Japan has always been at the forefront of technological advancement; the nation has created innumerable fascinating (and adorable) creations to fit into gaps humans find hard to fill. A purring furry baby seal, Paro, has been used to soothe the elderly, who like nurturing it. Banryu, a personal guard dragon, “prowls the house smelling for smoke and looking for intruders.” Aibo, a robotic pet dog that burst on the scene at the turn of the century, sold over 100,000 units and took up a cherished place in some family homes. (After Sony shut down its last repair center in 2006, Aibo owners so grieved malfunctioning robots that they’d hold Aibo funerals.)
Noting the trend of human-robot attachment, in 2008, David Levy theorized a far more “intimate” attachment to robots was to come. Levy is quoted in Caitrin Nicol’s article for The New Atlantis: “…by the year 2050, people will be marrying robots.”

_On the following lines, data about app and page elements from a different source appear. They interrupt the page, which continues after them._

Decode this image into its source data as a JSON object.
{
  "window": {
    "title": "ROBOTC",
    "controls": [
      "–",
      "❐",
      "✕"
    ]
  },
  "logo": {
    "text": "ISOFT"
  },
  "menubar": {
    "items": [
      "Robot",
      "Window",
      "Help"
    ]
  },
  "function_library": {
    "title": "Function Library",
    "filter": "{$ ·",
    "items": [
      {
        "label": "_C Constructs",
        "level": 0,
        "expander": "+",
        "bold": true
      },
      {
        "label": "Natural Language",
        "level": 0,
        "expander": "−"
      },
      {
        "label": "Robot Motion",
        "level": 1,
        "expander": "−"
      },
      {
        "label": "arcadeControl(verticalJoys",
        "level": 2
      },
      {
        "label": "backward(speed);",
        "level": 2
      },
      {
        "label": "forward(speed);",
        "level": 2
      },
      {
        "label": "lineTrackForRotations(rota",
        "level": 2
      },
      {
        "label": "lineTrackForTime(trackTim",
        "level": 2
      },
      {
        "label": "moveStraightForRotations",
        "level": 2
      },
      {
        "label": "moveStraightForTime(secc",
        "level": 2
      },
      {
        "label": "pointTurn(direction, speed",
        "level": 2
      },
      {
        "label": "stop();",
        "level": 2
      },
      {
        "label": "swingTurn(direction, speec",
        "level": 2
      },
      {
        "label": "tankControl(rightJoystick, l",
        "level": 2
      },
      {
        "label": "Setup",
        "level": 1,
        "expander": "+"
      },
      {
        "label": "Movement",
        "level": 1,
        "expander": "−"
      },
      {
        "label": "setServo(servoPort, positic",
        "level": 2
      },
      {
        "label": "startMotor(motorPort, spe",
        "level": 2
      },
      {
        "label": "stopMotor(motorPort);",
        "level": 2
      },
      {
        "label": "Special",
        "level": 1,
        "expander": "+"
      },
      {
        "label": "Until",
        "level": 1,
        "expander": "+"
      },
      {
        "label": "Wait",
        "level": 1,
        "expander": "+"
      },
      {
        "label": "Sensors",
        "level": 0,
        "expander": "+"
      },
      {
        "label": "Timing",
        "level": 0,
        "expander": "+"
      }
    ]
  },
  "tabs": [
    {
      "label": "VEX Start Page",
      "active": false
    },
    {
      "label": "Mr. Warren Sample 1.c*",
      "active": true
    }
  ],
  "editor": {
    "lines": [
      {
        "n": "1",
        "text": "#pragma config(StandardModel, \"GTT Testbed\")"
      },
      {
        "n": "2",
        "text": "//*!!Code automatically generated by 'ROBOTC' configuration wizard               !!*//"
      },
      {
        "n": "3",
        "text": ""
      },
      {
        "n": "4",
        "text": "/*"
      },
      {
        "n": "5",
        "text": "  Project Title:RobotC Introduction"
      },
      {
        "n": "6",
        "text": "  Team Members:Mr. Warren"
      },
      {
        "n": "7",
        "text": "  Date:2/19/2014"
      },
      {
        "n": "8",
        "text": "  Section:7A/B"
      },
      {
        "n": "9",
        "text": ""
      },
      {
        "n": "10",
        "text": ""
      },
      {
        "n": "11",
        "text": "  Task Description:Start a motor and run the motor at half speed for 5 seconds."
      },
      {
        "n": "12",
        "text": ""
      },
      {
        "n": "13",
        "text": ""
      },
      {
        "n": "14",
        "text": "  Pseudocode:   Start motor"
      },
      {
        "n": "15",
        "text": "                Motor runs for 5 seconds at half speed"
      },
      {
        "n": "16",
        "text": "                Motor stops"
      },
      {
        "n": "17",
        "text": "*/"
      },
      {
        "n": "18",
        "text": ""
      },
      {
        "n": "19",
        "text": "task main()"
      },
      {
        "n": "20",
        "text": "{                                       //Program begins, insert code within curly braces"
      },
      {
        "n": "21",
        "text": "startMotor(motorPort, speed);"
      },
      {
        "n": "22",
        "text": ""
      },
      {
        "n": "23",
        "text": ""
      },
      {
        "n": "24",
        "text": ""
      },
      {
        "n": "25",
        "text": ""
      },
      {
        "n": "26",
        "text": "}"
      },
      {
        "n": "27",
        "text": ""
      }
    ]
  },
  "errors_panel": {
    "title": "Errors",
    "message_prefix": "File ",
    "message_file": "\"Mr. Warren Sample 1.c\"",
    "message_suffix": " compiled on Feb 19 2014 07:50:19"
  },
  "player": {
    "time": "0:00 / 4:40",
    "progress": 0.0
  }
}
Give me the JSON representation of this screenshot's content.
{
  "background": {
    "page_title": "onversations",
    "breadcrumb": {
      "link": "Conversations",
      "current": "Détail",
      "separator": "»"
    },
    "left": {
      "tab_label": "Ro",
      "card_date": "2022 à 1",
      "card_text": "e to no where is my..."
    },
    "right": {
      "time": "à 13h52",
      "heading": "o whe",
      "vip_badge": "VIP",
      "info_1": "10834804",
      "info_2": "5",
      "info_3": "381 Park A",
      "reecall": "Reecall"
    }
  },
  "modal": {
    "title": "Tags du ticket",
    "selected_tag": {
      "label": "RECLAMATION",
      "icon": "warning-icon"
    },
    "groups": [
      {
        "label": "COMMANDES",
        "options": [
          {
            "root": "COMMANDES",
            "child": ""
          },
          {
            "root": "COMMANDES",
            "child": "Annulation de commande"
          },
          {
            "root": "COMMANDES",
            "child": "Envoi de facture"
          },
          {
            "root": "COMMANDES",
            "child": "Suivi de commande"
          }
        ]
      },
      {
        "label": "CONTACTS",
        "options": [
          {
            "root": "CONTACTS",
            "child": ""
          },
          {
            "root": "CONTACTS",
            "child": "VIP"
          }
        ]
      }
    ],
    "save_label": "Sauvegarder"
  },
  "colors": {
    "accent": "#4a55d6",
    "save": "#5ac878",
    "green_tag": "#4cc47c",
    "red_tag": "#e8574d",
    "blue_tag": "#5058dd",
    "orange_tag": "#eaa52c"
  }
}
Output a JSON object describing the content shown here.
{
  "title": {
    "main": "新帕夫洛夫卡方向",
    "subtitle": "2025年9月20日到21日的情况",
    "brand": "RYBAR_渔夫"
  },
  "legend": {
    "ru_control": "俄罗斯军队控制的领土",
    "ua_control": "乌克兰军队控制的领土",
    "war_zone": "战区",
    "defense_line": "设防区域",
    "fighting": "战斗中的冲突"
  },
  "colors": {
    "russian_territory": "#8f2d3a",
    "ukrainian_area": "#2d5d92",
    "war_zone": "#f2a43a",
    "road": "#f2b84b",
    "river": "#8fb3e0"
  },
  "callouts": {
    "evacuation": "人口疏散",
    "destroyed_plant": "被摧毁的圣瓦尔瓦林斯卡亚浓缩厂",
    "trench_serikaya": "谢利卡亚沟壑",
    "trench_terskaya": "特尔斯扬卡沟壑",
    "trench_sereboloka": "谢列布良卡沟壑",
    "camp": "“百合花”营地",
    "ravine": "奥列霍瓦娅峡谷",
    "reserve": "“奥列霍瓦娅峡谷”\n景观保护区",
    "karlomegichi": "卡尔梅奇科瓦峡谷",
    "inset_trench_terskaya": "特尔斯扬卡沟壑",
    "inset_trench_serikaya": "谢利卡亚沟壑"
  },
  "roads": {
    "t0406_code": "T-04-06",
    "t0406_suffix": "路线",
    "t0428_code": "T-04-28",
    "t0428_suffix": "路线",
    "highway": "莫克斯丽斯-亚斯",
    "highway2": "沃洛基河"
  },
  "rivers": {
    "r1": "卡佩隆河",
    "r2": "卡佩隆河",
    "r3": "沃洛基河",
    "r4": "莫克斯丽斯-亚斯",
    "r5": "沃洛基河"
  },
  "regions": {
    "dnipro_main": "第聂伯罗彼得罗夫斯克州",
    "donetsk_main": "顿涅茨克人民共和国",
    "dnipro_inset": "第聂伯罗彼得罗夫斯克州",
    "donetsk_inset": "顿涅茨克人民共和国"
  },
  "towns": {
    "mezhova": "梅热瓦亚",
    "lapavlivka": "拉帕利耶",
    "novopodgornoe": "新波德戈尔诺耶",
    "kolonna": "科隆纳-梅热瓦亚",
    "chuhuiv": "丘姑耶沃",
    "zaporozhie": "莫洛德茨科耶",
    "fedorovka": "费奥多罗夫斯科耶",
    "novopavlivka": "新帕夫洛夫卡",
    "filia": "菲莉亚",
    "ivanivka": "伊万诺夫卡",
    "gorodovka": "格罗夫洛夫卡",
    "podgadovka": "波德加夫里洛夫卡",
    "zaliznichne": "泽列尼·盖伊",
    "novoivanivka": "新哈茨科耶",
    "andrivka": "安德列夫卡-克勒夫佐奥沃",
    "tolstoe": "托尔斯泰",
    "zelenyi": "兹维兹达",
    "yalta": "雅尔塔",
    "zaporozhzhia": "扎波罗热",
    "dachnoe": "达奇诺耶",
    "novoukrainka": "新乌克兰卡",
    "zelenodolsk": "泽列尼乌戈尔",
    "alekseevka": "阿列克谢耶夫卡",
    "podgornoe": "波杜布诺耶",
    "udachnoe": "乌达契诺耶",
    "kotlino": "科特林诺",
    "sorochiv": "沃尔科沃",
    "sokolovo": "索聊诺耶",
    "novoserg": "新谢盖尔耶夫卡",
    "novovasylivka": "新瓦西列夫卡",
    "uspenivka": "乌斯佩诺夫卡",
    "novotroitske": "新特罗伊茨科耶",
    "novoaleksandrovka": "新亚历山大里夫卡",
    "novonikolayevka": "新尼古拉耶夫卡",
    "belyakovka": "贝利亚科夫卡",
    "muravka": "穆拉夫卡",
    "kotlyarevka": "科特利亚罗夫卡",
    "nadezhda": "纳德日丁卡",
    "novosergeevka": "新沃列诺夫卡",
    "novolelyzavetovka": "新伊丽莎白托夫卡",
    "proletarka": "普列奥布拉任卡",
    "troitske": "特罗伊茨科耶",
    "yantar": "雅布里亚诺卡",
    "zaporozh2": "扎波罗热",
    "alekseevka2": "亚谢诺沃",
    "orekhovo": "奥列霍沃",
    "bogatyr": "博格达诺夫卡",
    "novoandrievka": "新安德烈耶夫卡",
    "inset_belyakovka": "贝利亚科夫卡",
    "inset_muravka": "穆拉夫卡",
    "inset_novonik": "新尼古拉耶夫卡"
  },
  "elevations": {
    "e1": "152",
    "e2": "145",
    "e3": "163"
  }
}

Enter Azuma Hikari. A blue-haired, chirpy, and coy hologram, Hikari appears in a small tube, skimpily clad, in a burst of sparkling pixels. She responds to basic commands, like Siri, but can also talk casually if you need her to. More than that, though, Hikari flirts, giggles, and is primarily designed to act as a romantic companion.
Hikari is significantly behind the 2008 prediction of the robot wife of the future, who “will look like movie stars, write symphonies better than Mozart, possess a ‘superhuman-like consciousness,’ converse with almost-infinite intelligence in any given language, demonstrate surpassing sensitivity to their owners’ every thought and need, and at a moment’s notice will be ‘in the mood.'”
Nonetheless, her creator isn’t done with her development, saying, “I actually want to make her into a person who understands her husband and will always be there to support him.”
Hikari isn’t alone. Bloomberg reports, “Elsewhere in the sphere, a Pokemon Go-like smartphone game, developed by Tokyo company Voltage, sees players of either sex able to take digital lovers on dates anywhere in the world. Yet another uses virtual reality to put a player in the role of a woman who has been captured by a handsome rich man, to explore themes of dominance and submission.”
Other countries are equally as capable of creating Hikaris, yet Japan seems more invested in its artificial love industry, with good reason. 60% of unmarried young adults aren’t in a relationship, and the work culture is notoriously intense. With such high career demands, and dismal dating odds, Japanese youth can struggle to find companionship.
Japan’s young adults aren’t just finding it harder to find partners—they’re pickier about who they choose. Citing statistics from the National Institute of Population and Social Security Research, The Wall Street Journal reports that in Japan, there is “a rising percentage of men and women saying they’re content with never marrying, and more people now say they haven’t married because they have trouble getting along with the opposite sex.”
Nicol notes that robot creations have often reflected more about their creators. “Just as a portrait might inadvertently give away the painter’s own weaknesses or preoccupations, humanoid robots seemed to reflect something unintended about their designers. A shy designer might make a robot that’s particularly bashful; a designer with physical ailments might focus on the function—touch, vision, speech, ambulation— that gives the robot builder the greatest trouble.”
Japan’s robot wives may partly be an inevitable experiment as we take robots into our lives as our entertainers, security guards, personal assistants, and pets. But they may also be a stark reflection of the state of the nation itself.
The New Atlantis, No. 19 (Winter 2008), pp. 125-131
Center for the Study of Technology and Society